I just used normal, everyday experiences to illustrate, at a high level, technical concepts such as multi-factor authentication, denial of service attacks, APIs (Application Programming Interfaces), internet protocols, load balancing, etc. When people have that AHA moment, they realize that technology can be fun. They realize that we don’t have to begin the conversation with 0s and 1s. Those things can come later. But first, it is best to ignite the passion for technology, so as to not discourage them before they even get a chance to explore the field.
For several years now, there has been a movement afoot to encourage more people to join the ranks of technology. Formally and informally, I’m one of the advocates for that. Where I depart from the norm, is that the avenue into technology should necessarily be coding. By all means, if someone is inclined to code, that’s all well and good. However, there are 3 basic issues to consider before heading straight for the nearest coding boot camp.

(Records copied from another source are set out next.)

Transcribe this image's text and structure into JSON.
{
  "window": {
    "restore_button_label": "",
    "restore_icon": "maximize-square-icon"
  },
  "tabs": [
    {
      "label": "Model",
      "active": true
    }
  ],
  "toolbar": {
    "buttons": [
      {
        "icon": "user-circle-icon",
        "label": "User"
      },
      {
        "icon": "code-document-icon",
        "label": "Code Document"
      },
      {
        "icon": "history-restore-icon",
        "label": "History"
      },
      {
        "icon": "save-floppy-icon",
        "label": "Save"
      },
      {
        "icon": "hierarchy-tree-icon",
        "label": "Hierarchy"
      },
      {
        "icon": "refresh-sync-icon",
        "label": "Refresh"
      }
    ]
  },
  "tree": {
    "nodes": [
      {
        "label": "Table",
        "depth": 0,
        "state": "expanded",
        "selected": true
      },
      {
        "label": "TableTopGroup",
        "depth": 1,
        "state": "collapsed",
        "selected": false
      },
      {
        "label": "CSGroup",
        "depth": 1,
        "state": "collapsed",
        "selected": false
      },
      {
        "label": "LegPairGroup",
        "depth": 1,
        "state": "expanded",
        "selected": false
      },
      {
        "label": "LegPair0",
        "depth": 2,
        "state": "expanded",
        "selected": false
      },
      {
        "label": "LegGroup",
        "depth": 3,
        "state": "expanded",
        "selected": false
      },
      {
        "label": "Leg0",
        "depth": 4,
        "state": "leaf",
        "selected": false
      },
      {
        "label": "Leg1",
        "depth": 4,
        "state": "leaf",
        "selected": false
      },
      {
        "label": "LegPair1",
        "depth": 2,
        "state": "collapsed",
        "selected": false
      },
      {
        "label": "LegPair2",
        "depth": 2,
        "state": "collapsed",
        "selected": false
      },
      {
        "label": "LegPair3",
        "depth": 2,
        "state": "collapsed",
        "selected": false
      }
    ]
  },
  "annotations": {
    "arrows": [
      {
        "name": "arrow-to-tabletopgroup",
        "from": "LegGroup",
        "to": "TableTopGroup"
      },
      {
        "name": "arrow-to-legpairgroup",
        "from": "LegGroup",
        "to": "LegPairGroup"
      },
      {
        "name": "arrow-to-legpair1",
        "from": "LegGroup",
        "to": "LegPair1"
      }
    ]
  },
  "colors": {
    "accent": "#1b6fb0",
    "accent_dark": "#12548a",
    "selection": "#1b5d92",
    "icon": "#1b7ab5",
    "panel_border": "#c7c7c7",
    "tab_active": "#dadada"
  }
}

- Is the market flooded? In other words, how would you stand out from the armies of new cohorts that crop up every few months?
- Will you get a job at all? You may learn the latest and greatest languages and frameworks, but who’s hiring for that? Do you know how that fits into other technology? Are you willing to accept a non-coding job?
- Is your job more prone to being outsourced? Now this is not a worry of only career Many established careers have been upended by outsourcing.
Sometimes graduates of these coding are sorely disappointed that they get job offers that may pay more than what they were doing before, but they are not coding. They wonder if the steep price was worth it.
When I am invited to speak or attend events like the Women’s Leadership Forum Reception above, I take the opportunity to tell people that tech is still a great career choice. I make a point to highlight how someone with a non-traditional background can potentially make headways into the field. For example, legal, pharmaceutical, educational and other backgrounds could lend themselves to improving the design of products meant to serve their fields.
Coding is only one of the many opportunities available to work in technology. It saddens me that so many people who could qualify for one of those equally well-paying opportunities are not even aware that they have what it takes. Sometimes I am able to help them start the journey, to make a career change, or use technology to enhance their business. If you are one of those people, don’t count yourself out without talking to someone like me first.